As I think back to the beginning of 2020, Cornwall, Cancer and Covid were not amongst my plans. The last couple of years have seen many twists and turns for us all. During the very first lockdown I was living and working upcountry. Then a diagnosis of breast cancer turned everything upside down. I packed up and moved to Cornwall to be near my family while I had treatment. Surgery, chemotherapy and radiotherapy followed and I’ve been so grateful for the care I’ve received.

The unknown

A few months after finishing radiotherapy I was experiencing almost constant, dull yet heavy pain, particularly where I’d had surgery. I didn’t realise it but I was facing two challenges; firstly, I didn’t even know Lymphoedema could develop in the breast. I thought, if anywhere, it would be my arm. Silly as it may sound, I’d avoided reading much about the symptoms because Lymphoedema had been bundled into a bigger list of scary things that might happen after surgery. I was afraid of it.

The second problem was that my pain was dismissed by a couple of health professionals and I didn’t have the knowledge to ask ‘could it be Lymphoedema?’ particularly during phone appointments. Thankfully it was later picked up in a review with the surgical consultant.

Time to understand, teach and treat

I was surprised when I was referred to Chris Jones, one of Cornwall Hospice Care’s Lymphoedema Specialists (pictured below), because I didn’t know St Julia’s Hospice worked with outpatients. It was a relief to be saved another trek to the Royal Cornwall Hospital Treliske and to come to a clinic with a calm and friendly atmosphere.


Chris took the time to understand the different sorts of pain I was experiencing and we talked about wider health issues; sleep, exercise and ongoing medication. Using diagrams, Chris introduced me to my lymphatic system, helped me to understand Lymphoedema and the options for treatment. He explained the ways we could help to minimise it and keep it under control using massage and tape. It was such a relief when I realised that I could learn simple massage techniques and realised that this was one part of my cancer treatment that didn’t involve more medication or painful procedures.

It’s about six months since that first appointment and treatment with Chris at St Julia’s has made a big difference. The pain has now decreased in the daytime and is less disruptive to sleep. The reduction in pain has definitely helped my overall wellbeing and positivity. Understanding that I can help my lymphatic system keeps me motivated to continue with the massage and exercise. I have regular appointments to keep the Lymphoedema under control and I really appreciate Chris’ long-term and holistic approach to treatment.

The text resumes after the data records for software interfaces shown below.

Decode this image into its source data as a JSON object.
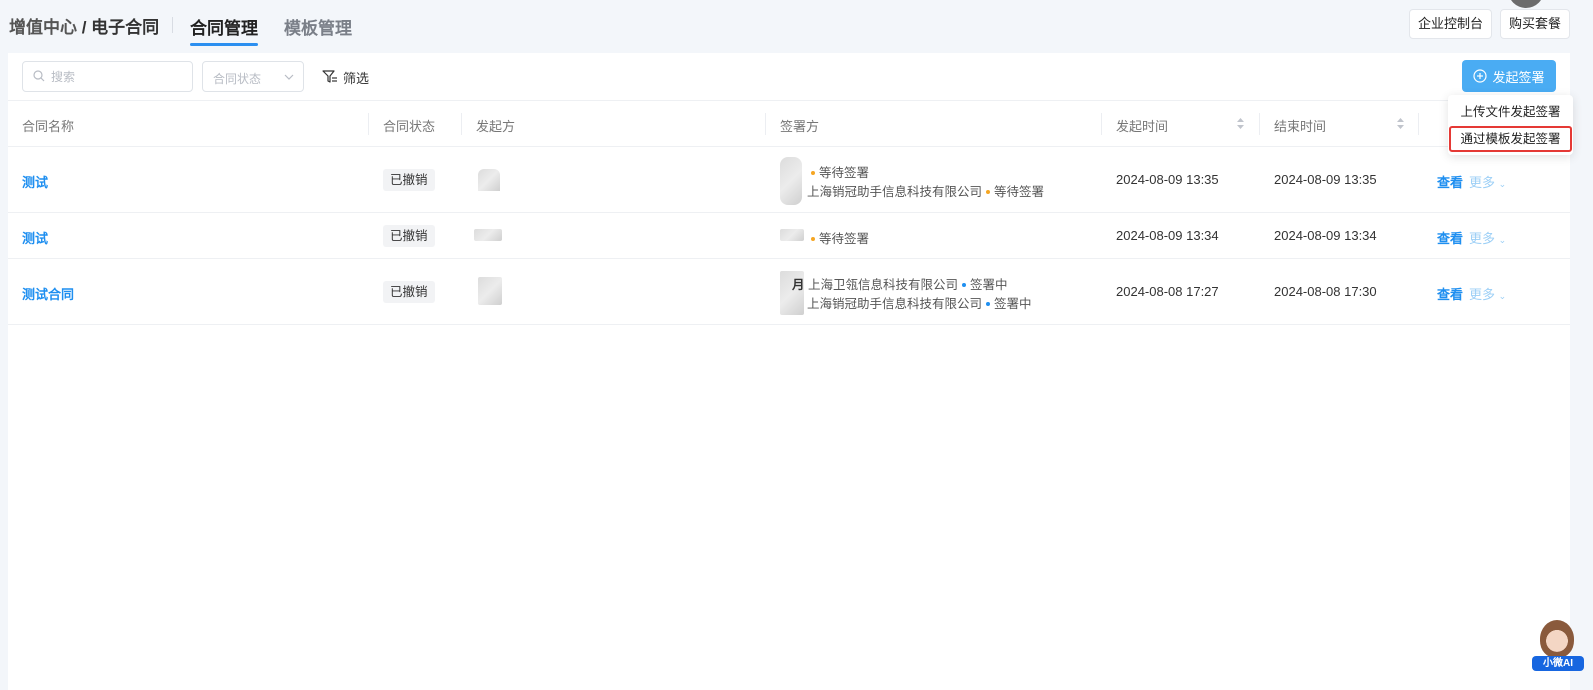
{
  "header": {
    "breadcrumb_parent": "增值中心",
    "breadcrumb_sep": " / ",
    "breadcrumb_current": "电子合同",
    "tabs": [
      {
        "label": "合同管理",
        "active": true
      },
      {
        "label": "模板管理",
        "active": false
      }
    ],
    "console_button": "企业控制台",
    "buy_button": "购买套餐"
  },
  "toolbar": {
    "search_placeholder": "搜索",
    "status_select_placeholder": "合同状态",
    "filter_label": "筛选",
    "launch_button": "发起签署"
  },
  "launch_menu": {
    "items": [
      {
        "label": "上传文件发起签署",
        "highlighted": false
      },
      {
        "label": "通过模板发起签署",
        "highlighted": true
      }
    ]
  },
  "table": {
    "columns": [
      "合同名称",
      "合同状态",
      "发起方",
      "签署方",
      "发起时间",
      "结束时间"
    ],
    "rows": [
      {
        "name": "测试",
        "status": "已撤销",
        "signers": [
          {
            "company": "",
            "state": "等待签署"
          },
          {
            "company": "上海销冠助手信息科技有限公司",
            "state": "等待签署"
          }
        ],
        "start_time": "2024-08-09 13:35",
        "end_time": "2024-08-09 13:35",
        "view": "查看",
        "more": "更多"
      },
      {
        "name": "测试",
        "status": "已撤销",
        "signers": [
          {
            "company": "",
            "state": "等待签署"
          }
        ],
        "start_time": "2024-08-09 13:34",
        "end_time": "2024-08-09 13:34",
        "view": "查看",
        "more": "更多"
      },
      {
        "name": "测试合同",
        "status": "已撤销",
        "signers": [
          {
            "company": "上海卫瓴信息科技有限公司",
            "state": "签署中",
            "prefix": "月"
          },
          {
            "company": "上海销冠助手信息科技有限公司",
            "state": "签署中"
          }
        ],
        "start_time": "2024-08-08 17:27",
        "end_time": "2024-08-08 17:30",
        "view": "查看",
        "more": "更多"
      }
    ]
  },
  "assistant": {
    "label": "小微AI"
  },
  "colors": {
    "accent": "#1f8ff0",
    "launch_bg": "#4aacf3",
    "waiting_dot": "#f5a623",
    "signing_dot": "#1f8ff0",
    "highlight_border": "#e53935"
  }
}
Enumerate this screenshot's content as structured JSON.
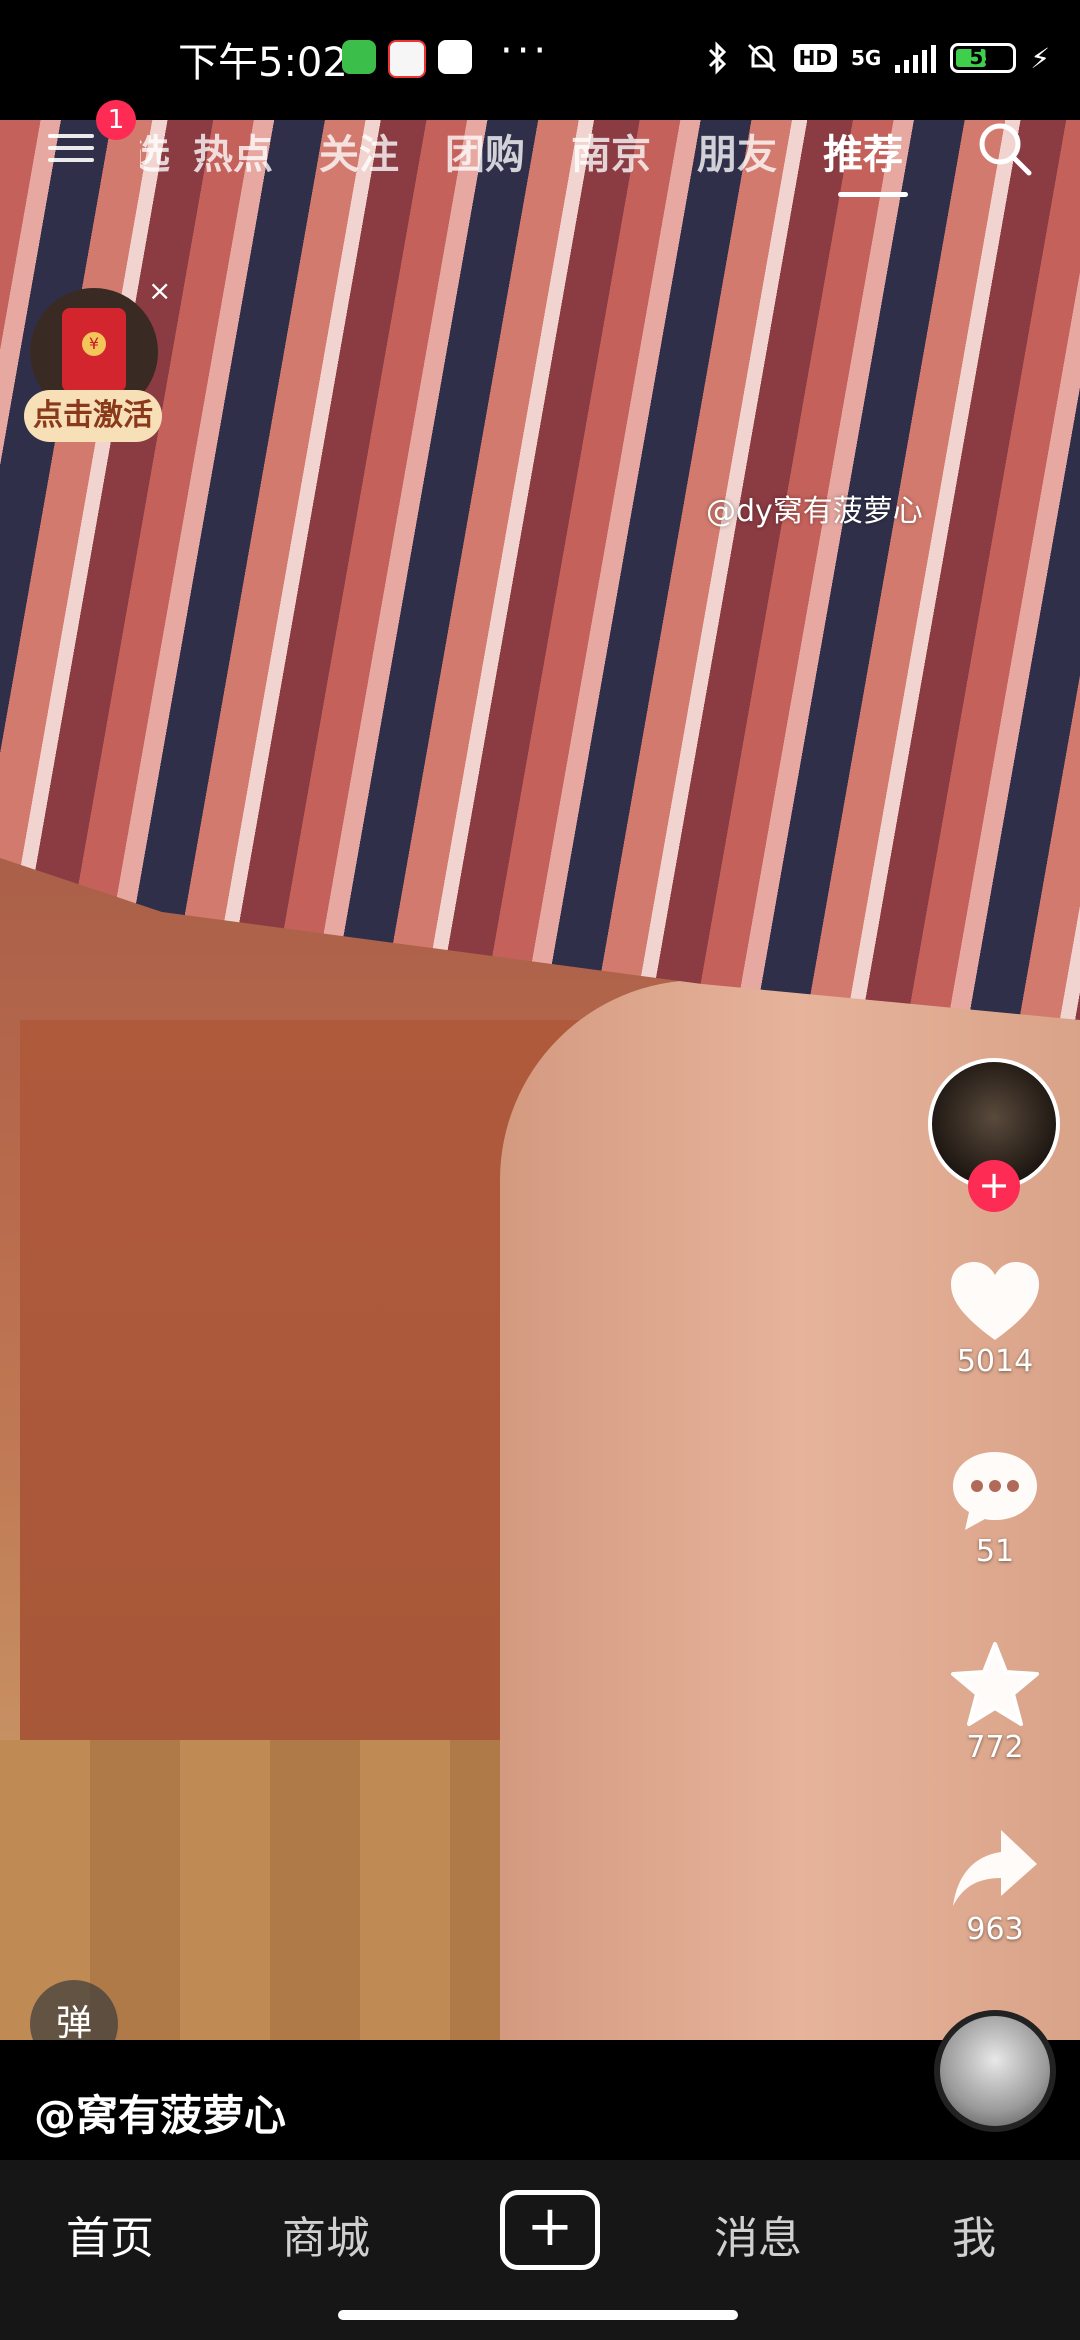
{
  "status_bar": {
    "time": "下午5:02",
    "app_icons": [
      "green-app-icon",
      "58-app-icon",
      "cloud-app-icon"
    ],
    "more": "···",
    "network": "5G",
    "hd": "HD",
    "battery": "55",
    "battery_level": 0.55,
    "battery_color": "#3ecf4c"
  },
  "top_nav": {
    "menu_badge": "1",
    "tabs": [
      "选",
      "热点",
      "关注",
      "团购",
      "南京",
      "朋友",
      "推荐"
    ],
    "active_tab": "推荐"
  },
  "red_packet": {
    "label": "点击激活",
    "close": "×"
  },
  "video": {
    "watermark": "@dy窝有菠萝心"
  },
  "rail": {
    "likes": "5014",
    "comments": "51",
    "favorites": "772",
    "shares": "963",
    "follow": "+"
  },
  "danmu": "弹",
  "author": "@窝有菠萝心",
  "bottom_nav": {
    "home": "首页",
    "mall": "商城",
    "create": "+",
    "messages": "消息",
    "me": "我"
  },
  "colors": {
    "accent": "#fe2c55",
    "nav_background": "#161616"
  }
}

I’ve still got plenty to learn but if I could humbly offer some advice from my experience, it would be;

  • Don’t be afraid.
  • Know the symptoms – read more HERE
  • Keep asking ‘could it be Lymphoedema?’ until you get some help.